■ **What is being asked**: Scan the listing below and copy each line holding the word "process".

<<<<

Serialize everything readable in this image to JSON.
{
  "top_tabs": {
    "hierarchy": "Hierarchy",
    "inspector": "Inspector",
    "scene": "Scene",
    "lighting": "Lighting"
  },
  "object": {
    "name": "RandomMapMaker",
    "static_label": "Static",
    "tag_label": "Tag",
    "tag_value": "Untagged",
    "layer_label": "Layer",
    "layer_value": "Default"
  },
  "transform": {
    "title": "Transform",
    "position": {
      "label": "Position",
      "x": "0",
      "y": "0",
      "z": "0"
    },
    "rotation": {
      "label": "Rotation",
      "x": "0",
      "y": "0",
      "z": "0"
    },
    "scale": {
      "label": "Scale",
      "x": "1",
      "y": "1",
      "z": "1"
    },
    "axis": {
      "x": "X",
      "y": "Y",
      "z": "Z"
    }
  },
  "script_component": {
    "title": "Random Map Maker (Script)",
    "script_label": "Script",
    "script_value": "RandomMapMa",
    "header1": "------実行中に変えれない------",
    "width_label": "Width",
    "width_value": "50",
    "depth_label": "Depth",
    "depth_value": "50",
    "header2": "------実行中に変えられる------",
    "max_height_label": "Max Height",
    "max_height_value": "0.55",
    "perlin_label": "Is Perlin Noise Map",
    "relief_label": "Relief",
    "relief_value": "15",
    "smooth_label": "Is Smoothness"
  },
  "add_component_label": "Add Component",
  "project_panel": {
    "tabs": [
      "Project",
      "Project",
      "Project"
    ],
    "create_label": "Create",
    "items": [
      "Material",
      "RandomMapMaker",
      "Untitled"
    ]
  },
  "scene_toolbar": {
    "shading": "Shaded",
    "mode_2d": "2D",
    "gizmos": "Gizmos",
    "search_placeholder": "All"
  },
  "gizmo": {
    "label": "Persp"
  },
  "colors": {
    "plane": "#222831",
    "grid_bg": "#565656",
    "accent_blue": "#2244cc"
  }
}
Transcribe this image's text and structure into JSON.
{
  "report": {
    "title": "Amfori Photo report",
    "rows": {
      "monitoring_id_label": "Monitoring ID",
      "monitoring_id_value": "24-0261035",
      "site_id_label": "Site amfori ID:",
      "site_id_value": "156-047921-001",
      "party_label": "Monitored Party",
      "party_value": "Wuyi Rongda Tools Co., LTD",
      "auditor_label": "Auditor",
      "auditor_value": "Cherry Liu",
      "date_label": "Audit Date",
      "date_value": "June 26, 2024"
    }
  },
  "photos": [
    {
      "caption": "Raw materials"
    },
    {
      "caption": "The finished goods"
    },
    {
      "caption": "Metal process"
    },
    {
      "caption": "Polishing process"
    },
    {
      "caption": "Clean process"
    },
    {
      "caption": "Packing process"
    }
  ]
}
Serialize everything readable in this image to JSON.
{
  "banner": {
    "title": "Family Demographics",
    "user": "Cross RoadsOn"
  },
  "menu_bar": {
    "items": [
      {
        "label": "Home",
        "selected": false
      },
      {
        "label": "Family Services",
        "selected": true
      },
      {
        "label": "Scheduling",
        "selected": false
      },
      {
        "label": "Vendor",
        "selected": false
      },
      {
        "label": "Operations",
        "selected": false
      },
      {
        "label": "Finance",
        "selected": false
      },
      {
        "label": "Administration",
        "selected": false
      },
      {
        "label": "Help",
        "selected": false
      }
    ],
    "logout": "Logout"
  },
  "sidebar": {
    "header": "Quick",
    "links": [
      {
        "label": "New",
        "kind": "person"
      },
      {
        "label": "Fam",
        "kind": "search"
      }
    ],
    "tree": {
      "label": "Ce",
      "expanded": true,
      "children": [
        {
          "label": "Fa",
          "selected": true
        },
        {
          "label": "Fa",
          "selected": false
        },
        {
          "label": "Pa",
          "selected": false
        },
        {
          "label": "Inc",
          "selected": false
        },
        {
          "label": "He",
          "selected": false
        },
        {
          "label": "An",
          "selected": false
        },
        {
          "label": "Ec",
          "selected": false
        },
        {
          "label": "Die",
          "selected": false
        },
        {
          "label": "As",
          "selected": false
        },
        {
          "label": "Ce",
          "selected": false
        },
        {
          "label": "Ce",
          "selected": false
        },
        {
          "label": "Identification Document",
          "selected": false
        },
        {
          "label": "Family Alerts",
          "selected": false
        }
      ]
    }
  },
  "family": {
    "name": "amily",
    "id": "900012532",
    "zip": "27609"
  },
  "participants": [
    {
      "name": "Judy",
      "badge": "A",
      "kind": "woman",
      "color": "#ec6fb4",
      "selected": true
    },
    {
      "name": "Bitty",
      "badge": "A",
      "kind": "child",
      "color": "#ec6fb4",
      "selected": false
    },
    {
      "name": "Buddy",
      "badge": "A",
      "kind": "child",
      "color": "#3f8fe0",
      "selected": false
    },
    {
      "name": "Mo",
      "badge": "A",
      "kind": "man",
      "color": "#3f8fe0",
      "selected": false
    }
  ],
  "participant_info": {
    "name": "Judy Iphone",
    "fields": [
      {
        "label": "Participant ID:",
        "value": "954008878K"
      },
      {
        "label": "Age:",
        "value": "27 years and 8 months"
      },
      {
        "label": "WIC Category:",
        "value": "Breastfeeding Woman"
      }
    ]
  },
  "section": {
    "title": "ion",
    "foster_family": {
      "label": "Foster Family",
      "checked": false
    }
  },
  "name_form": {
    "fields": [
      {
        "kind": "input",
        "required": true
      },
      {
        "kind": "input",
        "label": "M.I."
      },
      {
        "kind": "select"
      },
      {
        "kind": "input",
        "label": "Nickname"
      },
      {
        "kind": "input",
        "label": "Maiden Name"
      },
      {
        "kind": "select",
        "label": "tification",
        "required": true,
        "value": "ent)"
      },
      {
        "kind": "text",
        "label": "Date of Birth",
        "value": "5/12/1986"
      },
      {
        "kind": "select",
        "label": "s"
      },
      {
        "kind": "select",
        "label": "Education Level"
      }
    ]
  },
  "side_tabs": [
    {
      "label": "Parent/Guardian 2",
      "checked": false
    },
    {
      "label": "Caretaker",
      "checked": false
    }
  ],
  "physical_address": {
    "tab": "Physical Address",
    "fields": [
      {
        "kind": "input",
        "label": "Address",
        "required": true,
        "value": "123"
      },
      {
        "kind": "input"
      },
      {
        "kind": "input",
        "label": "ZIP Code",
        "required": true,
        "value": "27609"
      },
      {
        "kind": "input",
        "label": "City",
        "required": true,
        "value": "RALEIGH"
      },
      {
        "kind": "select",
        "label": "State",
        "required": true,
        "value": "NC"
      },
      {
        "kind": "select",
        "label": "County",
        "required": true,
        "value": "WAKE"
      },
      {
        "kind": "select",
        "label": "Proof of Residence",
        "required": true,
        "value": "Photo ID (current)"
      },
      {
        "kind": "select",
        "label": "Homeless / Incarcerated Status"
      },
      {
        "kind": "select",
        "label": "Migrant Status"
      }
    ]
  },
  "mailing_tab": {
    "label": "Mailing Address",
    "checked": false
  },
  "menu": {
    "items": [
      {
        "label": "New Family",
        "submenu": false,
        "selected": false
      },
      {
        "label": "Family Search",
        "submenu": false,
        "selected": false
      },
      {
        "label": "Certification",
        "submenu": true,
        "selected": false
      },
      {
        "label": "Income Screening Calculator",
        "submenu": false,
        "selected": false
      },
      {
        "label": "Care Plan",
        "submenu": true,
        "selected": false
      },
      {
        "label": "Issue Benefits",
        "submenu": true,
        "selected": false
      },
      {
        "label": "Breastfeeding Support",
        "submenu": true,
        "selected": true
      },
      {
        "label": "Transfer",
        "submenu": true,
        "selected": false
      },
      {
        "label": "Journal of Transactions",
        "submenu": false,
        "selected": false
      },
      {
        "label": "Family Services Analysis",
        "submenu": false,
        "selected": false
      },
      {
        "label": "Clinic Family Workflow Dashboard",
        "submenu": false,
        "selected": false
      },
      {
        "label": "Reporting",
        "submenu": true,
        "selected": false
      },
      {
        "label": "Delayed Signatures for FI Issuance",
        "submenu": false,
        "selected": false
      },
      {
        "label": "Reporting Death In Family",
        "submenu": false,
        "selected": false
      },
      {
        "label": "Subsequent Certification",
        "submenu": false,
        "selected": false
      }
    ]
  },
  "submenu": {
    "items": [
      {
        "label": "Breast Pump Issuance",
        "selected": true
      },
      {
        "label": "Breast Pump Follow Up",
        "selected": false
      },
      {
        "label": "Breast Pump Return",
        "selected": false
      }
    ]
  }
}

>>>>

■ **Answer to the problem**:
      "caption": "Metal process"
      "caption": "Polishing process"
      "caption": "Clean process"
      "caption": "Packing process"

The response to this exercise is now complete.